There are 112 guns per 100 people in America, according to the Congressional Research Service, for a total of over 300 million guns! By contrast, Israel has only 7.3 guns per 100 people (excluding active military). 

I fail to understand why any law-abiding American would need access to an assault weapon or a silencer. It seems obvious to me that the way to provide future mass shootings is to limit access to such weapons. And yet, NRA supporters continue to lobby for access to such dangerous weapons and oppose research studies that examine the effectiveness of gun control laws. There is no greater example of how a lobby group with big money works against the interests of the American people.

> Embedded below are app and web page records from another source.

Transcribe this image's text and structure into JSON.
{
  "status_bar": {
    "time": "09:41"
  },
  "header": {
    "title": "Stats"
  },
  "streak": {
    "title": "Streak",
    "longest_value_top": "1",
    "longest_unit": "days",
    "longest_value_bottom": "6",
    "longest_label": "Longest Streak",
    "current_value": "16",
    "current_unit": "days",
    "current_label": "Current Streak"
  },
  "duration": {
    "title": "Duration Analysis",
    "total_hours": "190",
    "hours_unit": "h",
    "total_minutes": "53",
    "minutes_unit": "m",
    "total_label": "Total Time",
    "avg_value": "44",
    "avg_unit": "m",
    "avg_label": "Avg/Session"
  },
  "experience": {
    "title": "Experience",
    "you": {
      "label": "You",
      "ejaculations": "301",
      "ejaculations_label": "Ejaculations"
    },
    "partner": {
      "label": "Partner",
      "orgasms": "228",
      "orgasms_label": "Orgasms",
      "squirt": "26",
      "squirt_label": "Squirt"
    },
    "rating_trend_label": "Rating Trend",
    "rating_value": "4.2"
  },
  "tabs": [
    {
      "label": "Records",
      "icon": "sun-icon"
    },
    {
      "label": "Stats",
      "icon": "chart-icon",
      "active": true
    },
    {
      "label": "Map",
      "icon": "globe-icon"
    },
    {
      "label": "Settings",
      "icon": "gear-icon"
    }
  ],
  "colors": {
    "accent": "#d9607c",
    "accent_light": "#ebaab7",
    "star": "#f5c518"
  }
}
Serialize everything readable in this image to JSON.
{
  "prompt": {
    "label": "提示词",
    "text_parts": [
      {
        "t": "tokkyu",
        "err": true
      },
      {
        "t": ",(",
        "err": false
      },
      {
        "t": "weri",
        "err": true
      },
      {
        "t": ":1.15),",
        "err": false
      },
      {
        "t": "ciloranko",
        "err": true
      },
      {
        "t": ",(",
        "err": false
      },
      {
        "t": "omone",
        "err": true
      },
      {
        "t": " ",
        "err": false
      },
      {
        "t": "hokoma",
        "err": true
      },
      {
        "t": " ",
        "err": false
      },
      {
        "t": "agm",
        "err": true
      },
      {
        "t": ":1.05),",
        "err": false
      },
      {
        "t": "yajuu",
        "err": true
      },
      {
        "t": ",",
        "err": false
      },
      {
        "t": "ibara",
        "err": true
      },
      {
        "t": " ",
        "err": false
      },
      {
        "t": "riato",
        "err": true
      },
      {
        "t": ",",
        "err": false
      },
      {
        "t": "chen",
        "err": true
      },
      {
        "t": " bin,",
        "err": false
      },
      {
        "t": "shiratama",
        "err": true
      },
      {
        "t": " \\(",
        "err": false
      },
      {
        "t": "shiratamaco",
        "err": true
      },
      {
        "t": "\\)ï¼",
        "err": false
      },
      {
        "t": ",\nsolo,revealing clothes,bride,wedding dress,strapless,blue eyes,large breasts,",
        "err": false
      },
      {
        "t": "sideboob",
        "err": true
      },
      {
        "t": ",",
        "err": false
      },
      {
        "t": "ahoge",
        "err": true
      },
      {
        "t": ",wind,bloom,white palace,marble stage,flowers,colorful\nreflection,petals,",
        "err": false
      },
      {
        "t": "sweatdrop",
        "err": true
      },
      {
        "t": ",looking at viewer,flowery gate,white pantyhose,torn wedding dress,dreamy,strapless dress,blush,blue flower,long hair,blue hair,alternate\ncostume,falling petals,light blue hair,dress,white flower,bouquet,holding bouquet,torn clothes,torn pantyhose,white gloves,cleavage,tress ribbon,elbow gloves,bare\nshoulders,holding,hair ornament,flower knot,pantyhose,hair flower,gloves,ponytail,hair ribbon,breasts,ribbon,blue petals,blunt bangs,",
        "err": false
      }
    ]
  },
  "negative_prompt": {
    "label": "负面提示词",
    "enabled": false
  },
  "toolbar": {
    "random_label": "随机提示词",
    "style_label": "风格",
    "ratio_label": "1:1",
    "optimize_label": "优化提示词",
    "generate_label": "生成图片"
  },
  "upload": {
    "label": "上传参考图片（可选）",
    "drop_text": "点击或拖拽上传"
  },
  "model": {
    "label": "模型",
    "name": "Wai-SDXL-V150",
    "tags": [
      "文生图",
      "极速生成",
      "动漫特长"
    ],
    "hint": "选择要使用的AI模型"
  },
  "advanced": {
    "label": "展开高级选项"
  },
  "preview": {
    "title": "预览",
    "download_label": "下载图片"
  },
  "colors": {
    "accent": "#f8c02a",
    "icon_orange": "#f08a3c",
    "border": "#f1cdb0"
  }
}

Again, I am not against guns; I just think we can and should do a better job of controlling and monitoring them. Guns should be approached with responsibility and respect, not sold as if they were candies or toys. Unfortunately — with more than 300 million guns on the street in America — I fear that gun control is already a lost battle.

Elie Harir, Wildwood

Supporting education globally

Education is the opportunity every parent wants for their child, and that every child wants for building a brighter future. The right to education for children is not just supported by international law – it is supported by common sense. 

Sadly, 263 million children and youth around the world are lacking an education. In places like South Sudan, a young woman is more likely to die in childbirth than graduate high school.

Fortunately, the Global Partnership for Education (GPE) works with government leaders, donors, and stakeholders to create lasting systems to educate the most vulnerable children, from preschool through high school.

I believe that supporting global education isn’t just my own tikkun olam, it is giving millions more the ability to help each other and pass on the gift of learning. I urge Senators Roy Blunt, R-Mo., and Claire McCaskill, D-Mo., to cosponsor the bipartisan resolution S. Res. 286, which supports funding for the GPE and will help kids everywhere live safe, happy, and productive lives.

Yara Levin, Town & Country